_Activity_: If a line in the data holds the string "friday", list it.

(Records from a data collection)
┌────────
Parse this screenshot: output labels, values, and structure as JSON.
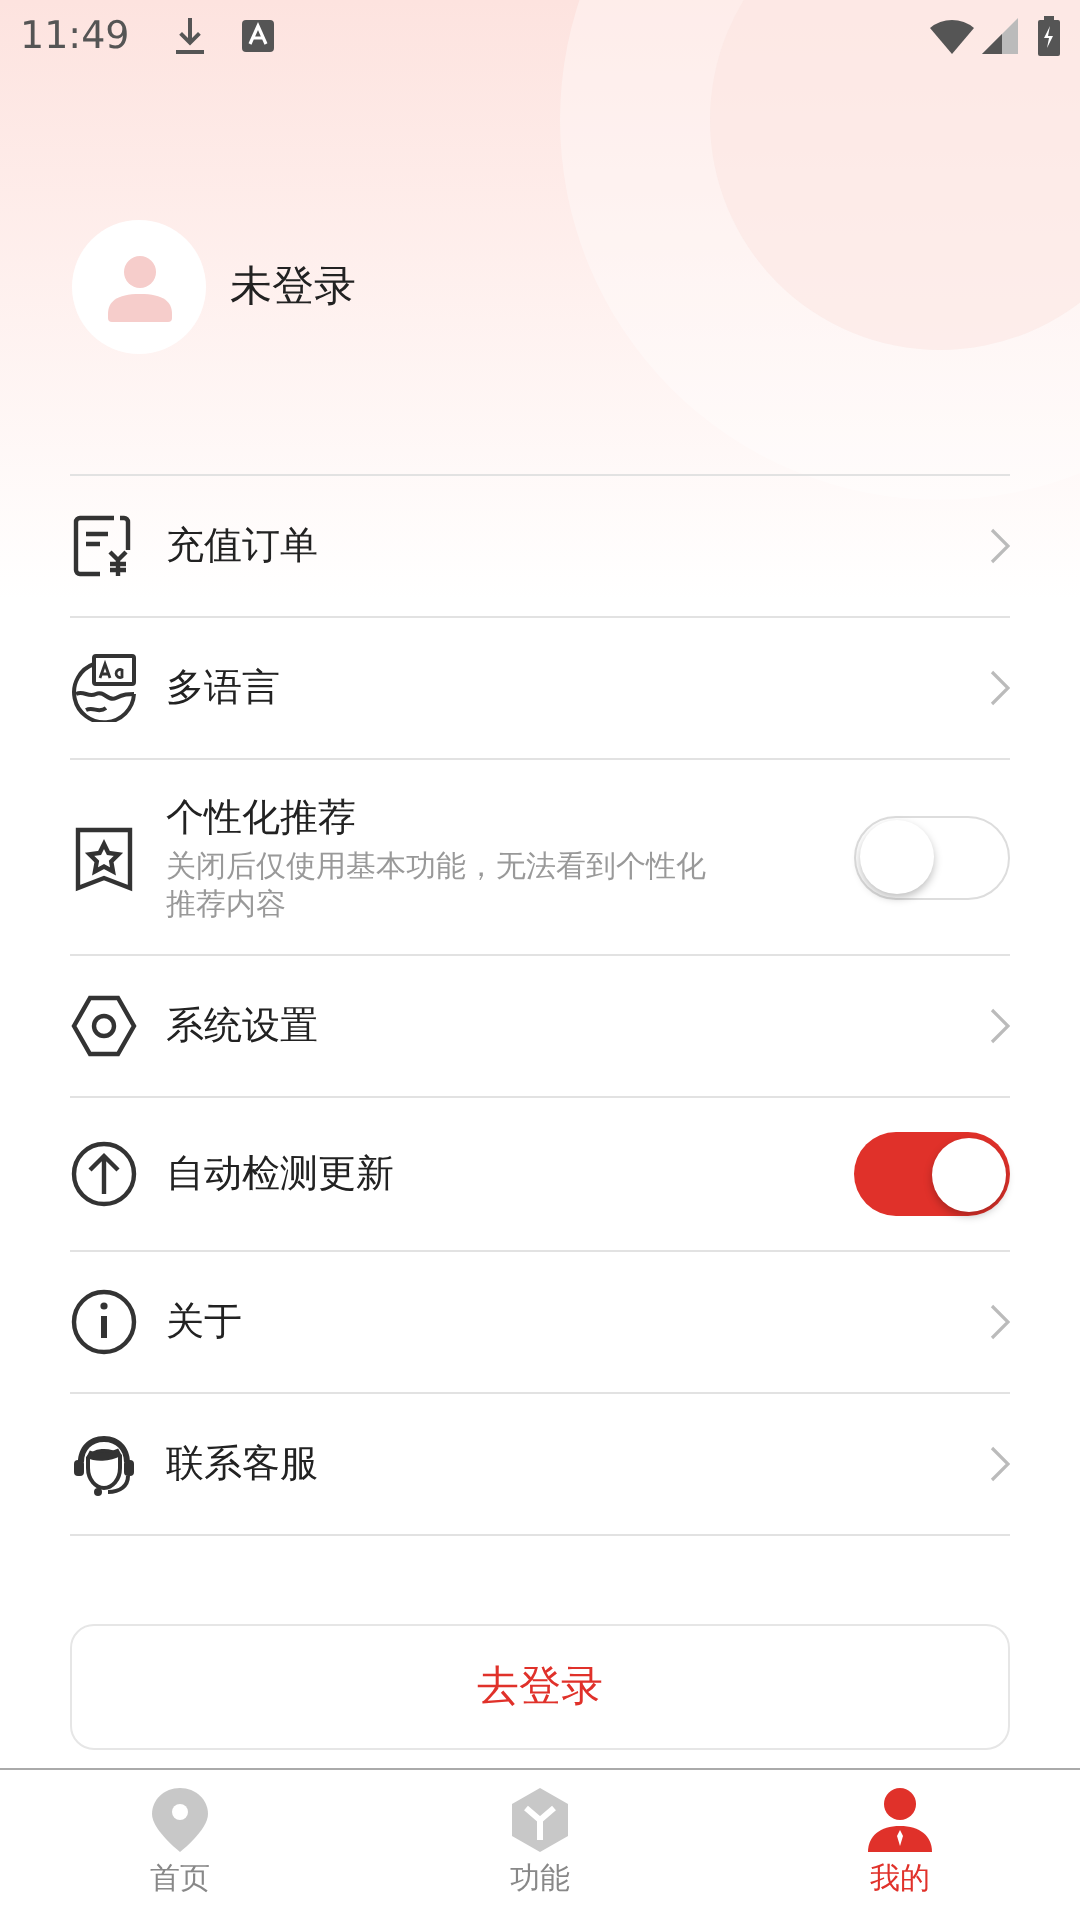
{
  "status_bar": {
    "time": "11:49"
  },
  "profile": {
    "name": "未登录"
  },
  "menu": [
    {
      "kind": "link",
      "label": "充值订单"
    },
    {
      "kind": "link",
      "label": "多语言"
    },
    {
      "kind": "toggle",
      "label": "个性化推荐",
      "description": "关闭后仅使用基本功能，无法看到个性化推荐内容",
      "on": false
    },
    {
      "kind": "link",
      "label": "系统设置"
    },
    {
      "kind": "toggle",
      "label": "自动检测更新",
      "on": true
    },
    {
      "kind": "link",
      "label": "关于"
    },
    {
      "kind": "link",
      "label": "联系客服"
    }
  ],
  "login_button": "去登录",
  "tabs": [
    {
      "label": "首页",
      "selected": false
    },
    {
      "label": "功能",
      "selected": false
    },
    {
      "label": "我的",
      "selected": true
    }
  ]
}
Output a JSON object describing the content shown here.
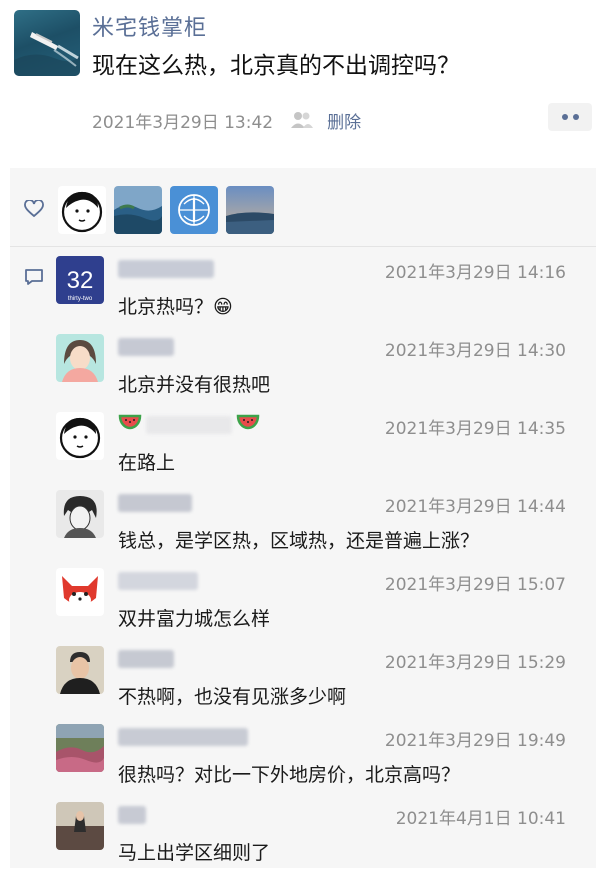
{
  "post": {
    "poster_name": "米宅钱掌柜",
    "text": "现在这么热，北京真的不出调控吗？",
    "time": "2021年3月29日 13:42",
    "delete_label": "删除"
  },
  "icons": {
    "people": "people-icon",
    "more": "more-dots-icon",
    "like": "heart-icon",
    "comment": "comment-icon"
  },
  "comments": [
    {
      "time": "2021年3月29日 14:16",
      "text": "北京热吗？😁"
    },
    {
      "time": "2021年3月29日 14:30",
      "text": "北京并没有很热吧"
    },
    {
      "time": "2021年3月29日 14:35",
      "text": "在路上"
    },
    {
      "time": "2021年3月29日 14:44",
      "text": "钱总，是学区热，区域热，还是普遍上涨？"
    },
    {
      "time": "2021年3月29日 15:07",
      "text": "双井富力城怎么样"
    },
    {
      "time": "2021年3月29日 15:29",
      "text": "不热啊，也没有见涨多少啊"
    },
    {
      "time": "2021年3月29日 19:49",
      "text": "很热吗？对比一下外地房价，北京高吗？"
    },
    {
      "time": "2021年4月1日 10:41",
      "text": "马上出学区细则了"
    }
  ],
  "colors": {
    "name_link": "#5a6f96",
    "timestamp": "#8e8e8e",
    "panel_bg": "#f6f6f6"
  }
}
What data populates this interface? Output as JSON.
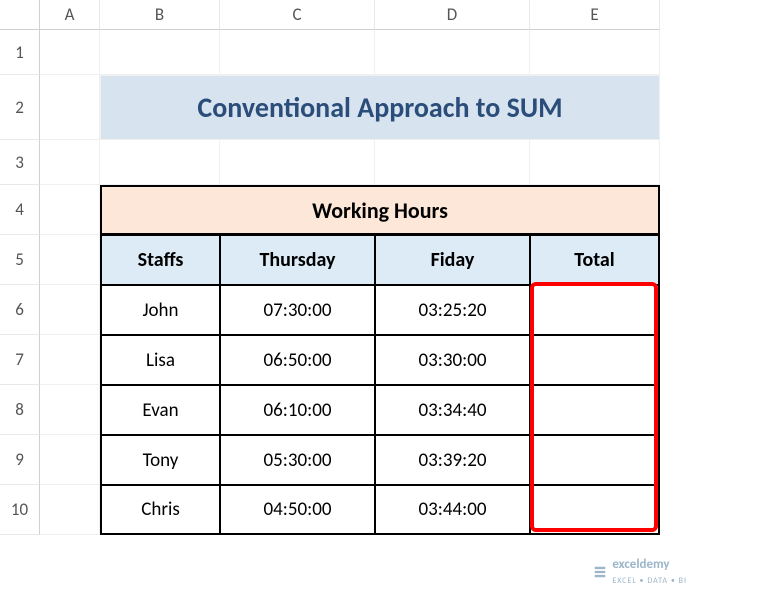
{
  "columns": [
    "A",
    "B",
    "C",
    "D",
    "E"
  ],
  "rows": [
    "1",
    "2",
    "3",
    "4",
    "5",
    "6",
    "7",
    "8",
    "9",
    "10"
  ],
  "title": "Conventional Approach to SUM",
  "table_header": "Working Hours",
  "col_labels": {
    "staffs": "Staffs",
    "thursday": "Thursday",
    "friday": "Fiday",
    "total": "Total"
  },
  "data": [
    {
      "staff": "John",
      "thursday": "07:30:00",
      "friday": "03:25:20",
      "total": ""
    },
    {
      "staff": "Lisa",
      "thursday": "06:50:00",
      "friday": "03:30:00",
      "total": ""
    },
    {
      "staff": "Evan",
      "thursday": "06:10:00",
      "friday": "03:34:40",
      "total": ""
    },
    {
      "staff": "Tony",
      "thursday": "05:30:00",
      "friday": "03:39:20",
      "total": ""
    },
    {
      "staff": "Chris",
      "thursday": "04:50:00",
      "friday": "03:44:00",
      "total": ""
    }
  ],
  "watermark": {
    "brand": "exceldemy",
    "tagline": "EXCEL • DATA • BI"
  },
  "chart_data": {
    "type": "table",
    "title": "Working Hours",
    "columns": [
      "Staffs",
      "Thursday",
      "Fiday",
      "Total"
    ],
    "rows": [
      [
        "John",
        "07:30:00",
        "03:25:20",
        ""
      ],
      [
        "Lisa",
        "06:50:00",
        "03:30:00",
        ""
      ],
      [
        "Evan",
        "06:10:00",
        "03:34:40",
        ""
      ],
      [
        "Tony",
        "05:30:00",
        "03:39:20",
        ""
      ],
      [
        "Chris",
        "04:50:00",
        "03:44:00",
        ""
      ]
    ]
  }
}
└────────
_Exercise answer_:
    "friday": "Fiday",
      "friday": "03:25:20",
      "friday": "03:30:00",
      "friday": "03:34:40",
      "friday": "03:39:20",
      "friday": "03:44:00",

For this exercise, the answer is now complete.